Nicole Olsen Wiki – Nicole Olsen Biography
Left to die in a dog food bag full of maggots and fleas with her seven siblings, a puppy was adopted by her rescuer.
Nicole Olsen and her daughter Harper found their Kelpie-cross puppies when they heard them descend from a concrete bin at a truck stop between Wigley Flat and Kingston on November 1 in Murray, northeast of Adelaide.
The mother opened the lid and found two 20kg bags of dog food stacked one on top of the other with coat hanger wire wrapped around zippered locks to seal sick dogs inside.
After six surviving puppies were rehabilitated for five weeks by RSPCA volunteers, the Olsen family this week decided to adopt Angel, who was unlike their siblings in red color.
She was the smallest and seemed to struggle a lot, so we all had a soft spot for her, Ms. Olsen said, adding that she still regrets someone leaving the cubs to die.
The kids wanted to adopt all six babies, which of course was impractical, but we thought it was good to adopt at least one of them so that our kids could take care of it and enjoy the happy ending in such a sad way. status.’
Angel will now live with Ms. Olsen, her partner Michael, her daughter Harper and the 10-year-old poodle Harvey, who loves other dogs in the family.
In the days when the family was at work and school, the puppy was staying with her mother-in-law, Mary, who lives nearby.
‘Angel won’t be much lonely,’ said Ms. Olsen.
“We are all determined to give Angel the best life a dog can have – we’re happy to have him.”
All six dogs that survived are now adopted.
When puppies were found, the temperature was 25C, which made the concrete and metal drum a hellish furnace for distressed puppies.
Unlike humans, dogs cannot sweat with their skin and rely on breathing and radiating heat through their paw pads and nose to regulate their body temperature and keep them cool.
It’s almost impossible to cool off for a puppy trapped in bags of dog food in a hot metal box with seven others.

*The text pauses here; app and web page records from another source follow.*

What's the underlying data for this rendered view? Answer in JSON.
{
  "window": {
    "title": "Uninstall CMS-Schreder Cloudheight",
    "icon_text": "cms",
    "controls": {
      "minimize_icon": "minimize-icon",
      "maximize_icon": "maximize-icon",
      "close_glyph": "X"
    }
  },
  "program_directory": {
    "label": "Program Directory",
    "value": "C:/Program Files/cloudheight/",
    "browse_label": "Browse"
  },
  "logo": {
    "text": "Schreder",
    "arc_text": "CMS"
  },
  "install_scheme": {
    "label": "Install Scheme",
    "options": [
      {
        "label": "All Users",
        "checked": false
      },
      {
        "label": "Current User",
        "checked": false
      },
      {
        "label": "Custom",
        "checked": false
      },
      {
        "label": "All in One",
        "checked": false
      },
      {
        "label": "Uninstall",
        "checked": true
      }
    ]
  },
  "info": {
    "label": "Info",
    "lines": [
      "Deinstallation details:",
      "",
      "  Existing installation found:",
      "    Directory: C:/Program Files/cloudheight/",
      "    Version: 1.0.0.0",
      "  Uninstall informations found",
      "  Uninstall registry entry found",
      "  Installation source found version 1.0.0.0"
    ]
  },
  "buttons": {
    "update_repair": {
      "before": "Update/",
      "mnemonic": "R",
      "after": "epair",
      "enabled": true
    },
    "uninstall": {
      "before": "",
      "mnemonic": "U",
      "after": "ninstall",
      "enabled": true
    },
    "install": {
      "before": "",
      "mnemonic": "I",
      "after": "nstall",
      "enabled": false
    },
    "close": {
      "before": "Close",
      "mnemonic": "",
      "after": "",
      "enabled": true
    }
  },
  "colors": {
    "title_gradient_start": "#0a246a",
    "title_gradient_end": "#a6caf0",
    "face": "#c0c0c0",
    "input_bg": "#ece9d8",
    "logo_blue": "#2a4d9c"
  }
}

Miss Olsen was returning to her home in Gawler from a family event in Renmark and sought family members in the other two cars to rescue the cubs.
Family members split the puppies between three vehicles, and the two sickest dogs were wrapped in a towel and rubbed to keep them conscious.
After returning home in Gawler, RSPCA South Australia, he collected the puppies and took them to a veterinary clinic.
However, one of the seriously ill puppies died in transit, and the other dog under the bag was euthanized because it went too far.
The remaining six cubs, three females and three males, were infested with fleas and dehydrated.
“This event coincides with the apex of the insensitive treatment of animals,” said Andrea Lewis, RSPCA Chief Inspector for South Australia.
‘These pups were found purely by chance and we have no idea how long they have been there,’ he said.
Whoever did this, you have to assume that he didn’t want these pups to survive, because that person not only left them somewhere far away, but also put these young animals in tightly secured bags and then closed the litter box. .
“Beggars truly believe that anyone can do this to eight vulnerable puppies, and we invite any person who may be responsible for us to come forward.”
Abandoning an animal is a crime under the SA’s Animal Protection Act, and anyone convicted faces up to two years in prison or a $ 20,000 fine.
However, a conviction can lead to higher sentences due to the aggravated circumstances that caused two of the puppies to die.